Try it — Where does the string "Modeling" appear in the records? Copy every line that contains it.

(Data Opens)

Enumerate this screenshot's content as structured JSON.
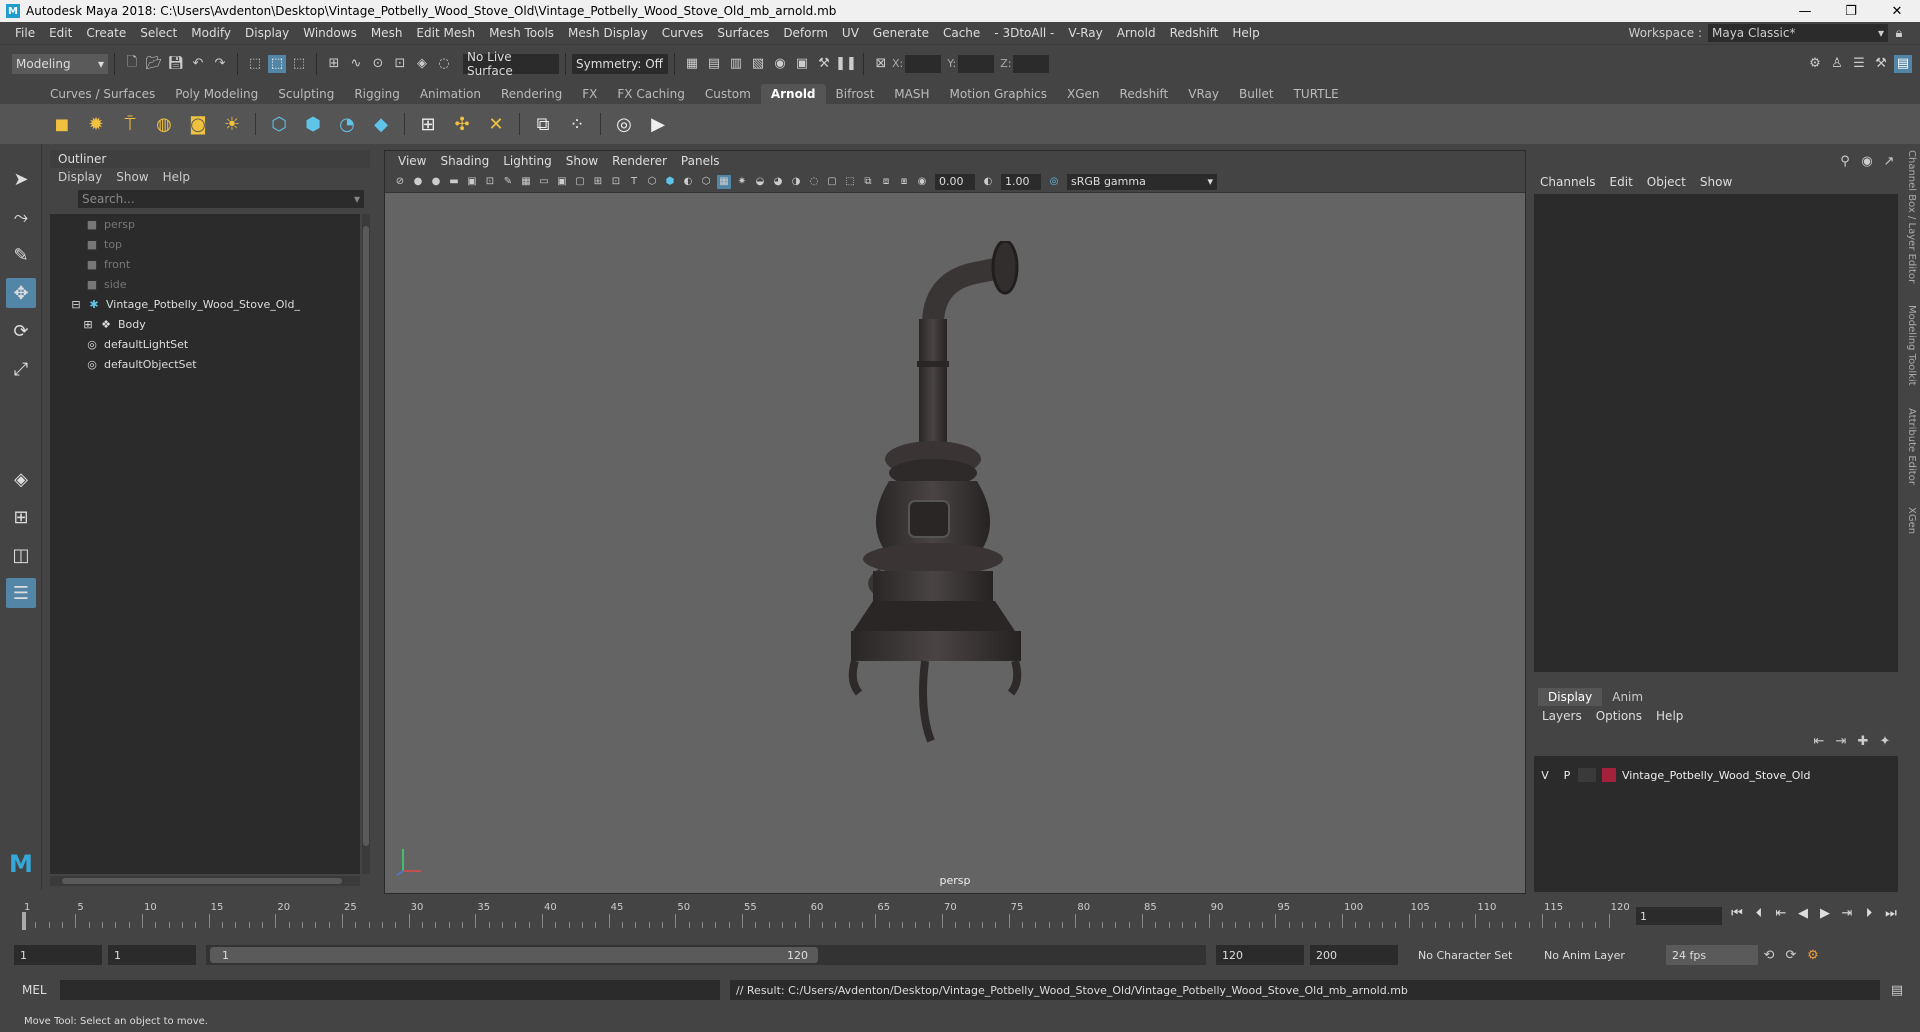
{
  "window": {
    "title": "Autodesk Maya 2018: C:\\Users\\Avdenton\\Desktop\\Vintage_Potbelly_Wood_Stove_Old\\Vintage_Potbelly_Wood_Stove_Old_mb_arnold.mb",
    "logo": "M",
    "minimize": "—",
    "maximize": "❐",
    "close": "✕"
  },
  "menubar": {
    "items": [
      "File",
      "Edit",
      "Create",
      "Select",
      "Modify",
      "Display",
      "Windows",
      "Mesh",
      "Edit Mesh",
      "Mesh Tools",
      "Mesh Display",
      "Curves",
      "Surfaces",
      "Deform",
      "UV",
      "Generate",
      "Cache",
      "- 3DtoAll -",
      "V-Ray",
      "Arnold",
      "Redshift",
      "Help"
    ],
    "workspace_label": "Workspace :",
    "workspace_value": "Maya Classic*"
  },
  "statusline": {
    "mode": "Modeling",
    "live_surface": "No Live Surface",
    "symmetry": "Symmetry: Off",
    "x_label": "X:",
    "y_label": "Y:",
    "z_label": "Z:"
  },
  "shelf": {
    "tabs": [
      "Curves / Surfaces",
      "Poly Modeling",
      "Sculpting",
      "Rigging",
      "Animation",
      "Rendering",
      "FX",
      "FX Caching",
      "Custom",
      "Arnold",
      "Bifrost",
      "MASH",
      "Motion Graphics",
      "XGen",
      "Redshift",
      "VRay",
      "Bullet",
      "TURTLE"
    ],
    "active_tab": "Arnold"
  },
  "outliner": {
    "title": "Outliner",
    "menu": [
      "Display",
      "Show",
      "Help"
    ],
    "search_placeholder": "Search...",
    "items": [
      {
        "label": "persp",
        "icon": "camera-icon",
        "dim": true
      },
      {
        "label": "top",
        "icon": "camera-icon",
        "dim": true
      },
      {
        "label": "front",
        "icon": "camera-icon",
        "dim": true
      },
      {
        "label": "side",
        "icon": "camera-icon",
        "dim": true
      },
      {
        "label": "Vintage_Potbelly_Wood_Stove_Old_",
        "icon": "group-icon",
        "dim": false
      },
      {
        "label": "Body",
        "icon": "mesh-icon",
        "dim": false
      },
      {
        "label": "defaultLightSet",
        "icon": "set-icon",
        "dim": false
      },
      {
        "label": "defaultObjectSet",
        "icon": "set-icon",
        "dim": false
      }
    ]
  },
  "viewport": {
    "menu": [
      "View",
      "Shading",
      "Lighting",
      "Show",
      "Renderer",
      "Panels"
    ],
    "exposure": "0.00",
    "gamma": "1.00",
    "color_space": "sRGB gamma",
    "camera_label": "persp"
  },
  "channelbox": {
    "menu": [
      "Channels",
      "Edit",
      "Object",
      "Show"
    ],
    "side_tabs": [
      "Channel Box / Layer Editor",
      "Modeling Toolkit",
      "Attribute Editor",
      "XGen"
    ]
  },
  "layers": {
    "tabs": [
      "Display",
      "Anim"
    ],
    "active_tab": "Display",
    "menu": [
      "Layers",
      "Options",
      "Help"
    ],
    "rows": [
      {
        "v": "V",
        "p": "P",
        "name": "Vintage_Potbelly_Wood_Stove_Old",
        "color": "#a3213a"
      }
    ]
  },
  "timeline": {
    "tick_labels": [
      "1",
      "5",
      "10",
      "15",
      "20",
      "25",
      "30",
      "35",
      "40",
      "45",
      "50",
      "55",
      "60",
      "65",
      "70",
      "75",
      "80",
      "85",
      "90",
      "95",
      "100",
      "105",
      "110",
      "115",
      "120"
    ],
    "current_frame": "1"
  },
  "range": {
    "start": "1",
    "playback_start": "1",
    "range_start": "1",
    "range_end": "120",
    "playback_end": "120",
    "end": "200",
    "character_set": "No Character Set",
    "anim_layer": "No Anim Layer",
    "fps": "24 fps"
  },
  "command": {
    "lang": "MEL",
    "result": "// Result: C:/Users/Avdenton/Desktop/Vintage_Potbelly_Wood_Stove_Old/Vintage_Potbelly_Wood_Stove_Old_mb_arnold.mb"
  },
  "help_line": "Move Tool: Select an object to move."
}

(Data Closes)
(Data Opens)

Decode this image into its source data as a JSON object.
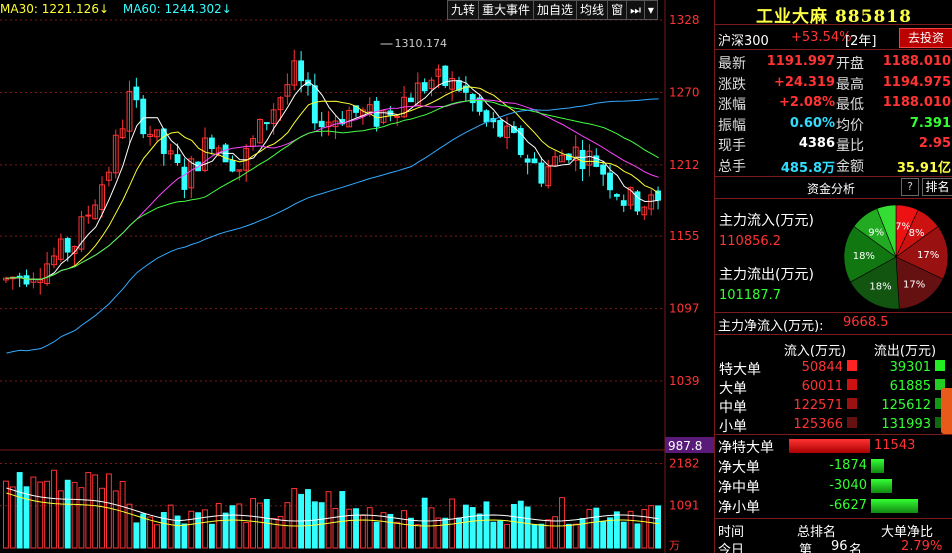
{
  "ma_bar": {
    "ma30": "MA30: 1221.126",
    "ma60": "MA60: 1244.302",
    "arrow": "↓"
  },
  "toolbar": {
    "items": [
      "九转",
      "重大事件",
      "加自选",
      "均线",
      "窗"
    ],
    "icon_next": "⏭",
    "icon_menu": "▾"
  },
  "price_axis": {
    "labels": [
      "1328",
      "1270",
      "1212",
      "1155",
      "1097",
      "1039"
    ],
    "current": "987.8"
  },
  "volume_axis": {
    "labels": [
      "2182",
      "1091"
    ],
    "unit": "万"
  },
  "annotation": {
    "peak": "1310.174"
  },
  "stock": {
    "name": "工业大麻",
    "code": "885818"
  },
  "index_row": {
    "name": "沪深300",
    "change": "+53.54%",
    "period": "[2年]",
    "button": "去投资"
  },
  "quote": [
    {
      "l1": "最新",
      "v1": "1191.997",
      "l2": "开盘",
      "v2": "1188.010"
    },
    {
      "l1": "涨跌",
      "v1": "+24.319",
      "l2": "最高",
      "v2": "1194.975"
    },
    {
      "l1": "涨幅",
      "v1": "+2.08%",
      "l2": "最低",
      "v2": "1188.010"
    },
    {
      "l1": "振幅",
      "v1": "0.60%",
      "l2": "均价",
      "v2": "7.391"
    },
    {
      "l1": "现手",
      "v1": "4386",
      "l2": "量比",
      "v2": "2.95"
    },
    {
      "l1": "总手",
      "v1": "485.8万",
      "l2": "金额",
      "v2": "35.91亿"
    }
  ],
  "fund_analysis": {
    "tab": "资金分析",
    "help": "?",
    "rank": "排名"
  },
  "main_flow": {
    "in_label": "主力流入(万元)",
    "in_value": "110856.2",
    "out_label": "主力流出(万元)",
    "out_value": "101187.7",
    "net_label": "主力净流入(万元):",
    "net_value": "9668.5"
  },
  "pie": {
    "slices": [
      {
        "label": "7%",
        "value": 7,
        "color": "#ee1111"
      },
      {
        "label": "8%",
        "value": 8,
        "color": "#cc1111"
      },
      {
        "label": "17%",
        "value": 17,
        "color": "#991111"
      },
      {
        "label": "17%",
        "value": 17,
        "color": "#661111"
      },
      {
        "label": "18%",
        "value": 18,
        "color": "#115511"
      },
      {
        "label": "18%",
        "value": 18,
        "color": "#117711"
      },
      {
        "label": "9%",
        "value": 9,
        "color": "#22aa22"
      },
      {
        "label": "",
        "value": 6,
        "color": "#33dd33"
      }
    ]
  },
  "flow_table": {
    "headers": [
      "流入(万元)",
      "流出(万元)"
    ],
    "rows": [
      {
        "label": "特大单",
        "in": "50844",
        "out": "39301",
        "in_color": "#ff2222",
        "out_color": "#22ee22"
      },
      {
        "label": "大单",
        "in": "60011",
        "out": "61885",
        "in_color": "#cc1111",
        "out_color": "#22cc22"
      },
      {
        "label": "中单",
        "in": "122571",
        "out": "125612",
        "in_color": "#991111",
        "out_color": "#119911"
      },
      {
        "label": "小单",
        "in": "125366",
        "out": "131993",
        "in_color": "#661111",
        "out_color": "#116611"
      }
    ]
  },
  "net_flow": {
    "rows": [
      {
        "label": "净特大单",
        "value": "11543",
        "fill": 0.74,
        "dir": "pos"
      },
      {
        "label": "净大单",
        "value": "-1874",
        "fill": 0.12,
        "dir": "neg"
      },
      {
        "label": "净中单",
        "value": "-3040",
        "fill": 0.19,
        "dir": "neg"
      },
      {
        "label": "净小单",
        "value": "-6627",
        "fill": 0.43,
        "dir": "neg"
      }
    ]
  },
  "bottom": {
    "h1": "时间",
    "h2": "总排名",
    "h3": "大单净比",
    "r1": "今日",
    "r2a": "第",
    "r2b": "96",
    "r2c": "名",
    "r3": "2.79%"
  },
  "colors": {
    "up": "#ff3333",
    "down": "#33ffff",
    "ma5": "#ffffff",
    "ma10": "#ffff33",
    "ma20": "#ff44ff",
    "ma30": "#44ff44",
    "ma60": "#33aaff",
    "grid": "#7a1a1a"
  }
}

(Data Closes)

Exercise answer —
    "mode": "Modeling",
      "Poly Modeling",
      "Modeling Toolkit",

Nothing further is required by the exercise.